Task description: Give the number of lines in the material below that include "JSON", and write nothing else.

Source data:
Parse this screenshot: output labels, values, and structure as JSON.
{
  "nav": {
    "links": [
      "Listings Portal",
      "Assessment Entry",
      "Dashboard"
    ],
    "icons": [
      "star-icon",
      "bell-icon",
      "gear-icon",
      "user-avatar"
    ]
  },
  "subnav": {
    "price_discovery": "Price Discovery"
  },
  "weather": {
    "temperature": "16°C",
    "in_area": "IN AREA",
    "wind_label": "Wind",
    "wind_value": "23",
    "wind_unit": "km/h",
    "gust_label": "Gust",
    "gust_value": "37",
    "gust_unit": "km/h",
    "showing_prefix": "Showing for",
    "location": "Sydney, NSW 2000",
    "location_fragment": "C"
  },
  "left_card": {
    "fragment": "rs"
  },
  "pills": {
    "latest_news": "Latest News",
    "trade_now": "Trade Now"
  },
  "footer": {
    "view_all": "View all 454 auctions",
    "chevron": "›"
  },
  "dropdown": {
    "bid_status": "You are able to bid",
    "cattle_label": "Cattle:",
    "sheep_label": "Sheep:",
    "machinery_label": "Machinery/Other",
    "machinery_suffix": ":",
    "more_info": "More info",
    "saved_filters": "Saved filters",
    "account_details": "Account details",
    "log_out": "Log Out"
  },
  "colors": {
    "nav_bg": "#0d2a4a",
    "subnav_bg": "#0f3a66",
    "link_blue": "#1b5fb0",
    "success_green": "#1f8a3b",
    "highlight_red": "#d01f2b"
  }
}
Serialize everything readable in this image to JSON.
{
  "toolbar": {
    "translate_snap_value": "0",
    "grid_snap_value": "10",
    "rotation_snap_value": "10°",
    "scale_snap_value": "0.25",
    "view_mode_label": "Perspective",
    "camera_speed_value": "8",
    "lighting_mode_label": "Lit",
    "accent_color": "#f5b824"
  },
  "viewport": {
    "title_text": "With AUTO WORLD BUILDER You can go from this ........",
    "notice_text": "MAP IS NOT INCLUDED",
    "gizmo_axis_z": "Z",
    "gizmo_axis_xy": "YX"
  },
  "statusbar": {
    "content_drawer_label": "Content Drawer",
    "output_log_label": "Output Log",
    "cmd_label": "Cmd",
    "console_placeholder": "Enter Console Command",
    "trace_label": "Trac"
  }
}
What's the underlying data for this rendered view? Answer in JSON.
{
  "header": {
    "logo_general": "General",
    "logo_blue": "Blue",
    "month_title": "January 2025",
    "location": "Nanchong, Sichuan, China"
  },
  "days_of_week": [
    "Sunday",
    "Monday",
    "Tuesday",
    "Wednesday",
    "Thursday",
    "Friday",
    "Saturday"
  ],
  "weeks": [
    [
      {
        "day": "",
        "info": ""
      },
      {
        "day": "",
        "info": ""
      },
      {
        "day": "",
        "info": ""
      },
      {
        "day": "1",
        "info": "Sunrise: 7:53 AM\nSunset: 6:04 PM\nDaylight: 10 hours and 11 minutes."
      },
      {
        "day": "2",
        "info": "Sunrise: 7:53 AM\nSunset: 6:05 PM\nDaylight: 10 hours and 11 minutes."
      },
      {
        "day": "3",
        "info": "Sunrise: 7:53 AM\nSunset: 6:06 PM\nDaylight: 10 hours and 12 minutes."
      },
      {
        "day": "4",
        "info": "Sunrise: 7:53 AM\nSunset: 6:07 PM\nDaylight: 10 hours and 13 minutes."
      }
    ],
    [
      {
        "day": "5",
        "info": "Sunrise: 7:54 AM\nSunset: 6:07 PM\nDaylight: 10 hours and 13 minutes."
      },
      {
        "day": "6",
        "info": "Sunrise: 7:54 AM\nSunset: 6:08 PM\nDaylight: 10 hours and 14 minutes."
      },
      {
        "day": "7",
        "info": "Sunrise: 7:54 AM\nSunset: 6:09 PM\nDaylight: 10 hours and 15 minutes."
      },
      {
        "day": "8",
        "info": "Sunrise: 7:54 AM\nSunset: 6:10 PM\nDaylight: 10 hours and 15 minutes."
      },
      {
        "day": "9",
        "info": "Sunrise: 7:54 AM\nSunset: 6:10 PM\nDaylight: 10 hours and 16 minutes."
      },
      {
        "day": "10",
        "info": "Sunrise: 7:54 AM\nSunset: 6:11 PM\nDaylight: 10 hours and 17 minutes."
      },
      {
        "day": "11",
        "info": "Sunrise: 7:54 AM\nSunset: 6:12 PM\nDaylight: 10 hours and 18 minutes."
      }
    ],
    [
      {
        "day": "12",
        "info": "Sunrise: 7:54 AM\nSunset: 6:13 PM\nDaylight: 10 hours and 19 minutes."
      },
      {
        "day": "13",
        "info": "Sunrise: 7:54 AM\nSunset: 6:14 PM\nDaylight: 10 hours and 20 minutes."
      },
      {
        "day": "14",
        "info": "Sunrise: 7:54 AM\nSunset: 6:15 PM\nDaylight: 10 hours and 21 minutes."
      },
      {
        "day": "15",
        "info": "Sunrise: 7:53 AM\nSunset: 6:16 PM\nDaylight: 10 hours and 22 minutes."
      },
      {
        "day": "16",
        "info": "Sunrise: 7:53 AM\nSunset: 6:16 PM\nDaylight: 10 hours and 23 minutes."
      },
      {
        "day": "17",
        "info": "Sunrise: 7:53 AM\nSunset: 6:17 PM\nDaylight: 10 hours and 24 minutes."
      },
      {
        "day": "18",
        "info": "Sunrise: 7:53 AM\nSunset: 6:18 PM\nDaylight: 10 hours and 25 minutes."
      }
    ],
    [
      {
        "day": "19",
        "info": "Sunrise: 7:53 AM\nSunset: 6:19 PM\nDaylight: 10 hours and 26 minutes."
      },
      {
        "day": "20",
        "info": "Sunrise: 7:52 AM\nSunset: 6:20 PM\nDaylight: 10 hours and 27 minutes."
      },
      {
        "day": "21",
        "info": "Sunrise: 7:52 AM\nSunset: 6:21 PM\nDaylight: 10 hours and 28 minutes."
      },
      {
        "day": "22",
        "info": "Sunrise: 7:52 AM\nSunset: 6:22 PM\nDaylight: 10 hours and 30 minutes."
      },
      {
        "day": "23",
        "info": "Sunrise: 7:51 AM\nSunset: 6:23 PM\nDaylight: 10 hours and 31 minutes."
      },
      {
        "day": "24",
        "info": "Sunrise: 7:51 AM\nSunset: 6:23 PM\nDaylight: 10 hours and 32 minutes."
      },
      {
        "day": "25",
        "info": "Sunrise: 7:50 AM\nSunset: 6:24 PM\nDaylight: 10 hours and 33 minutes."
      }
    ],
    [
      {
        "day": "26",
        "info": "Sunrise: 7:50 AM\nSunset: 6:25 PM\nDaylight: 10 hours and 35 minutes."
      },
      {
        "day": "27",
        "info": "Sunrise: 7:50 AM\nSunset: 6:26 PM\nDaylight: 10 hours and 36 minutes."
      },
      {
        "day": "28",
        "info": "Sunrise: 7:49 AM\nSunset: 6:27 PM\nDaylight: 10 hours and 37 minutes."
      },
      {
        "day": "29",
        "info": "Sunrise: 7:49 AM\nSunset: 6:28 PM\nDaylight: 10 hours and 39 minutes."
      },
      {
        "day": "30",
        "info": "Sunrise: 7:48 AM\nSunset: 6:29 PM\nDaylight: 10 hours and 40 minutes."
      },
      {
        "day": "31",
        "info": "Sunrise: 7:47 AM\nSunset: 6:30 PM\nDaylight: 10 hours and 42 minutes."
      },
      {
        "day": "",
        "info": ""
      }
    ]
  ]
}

Task output: 3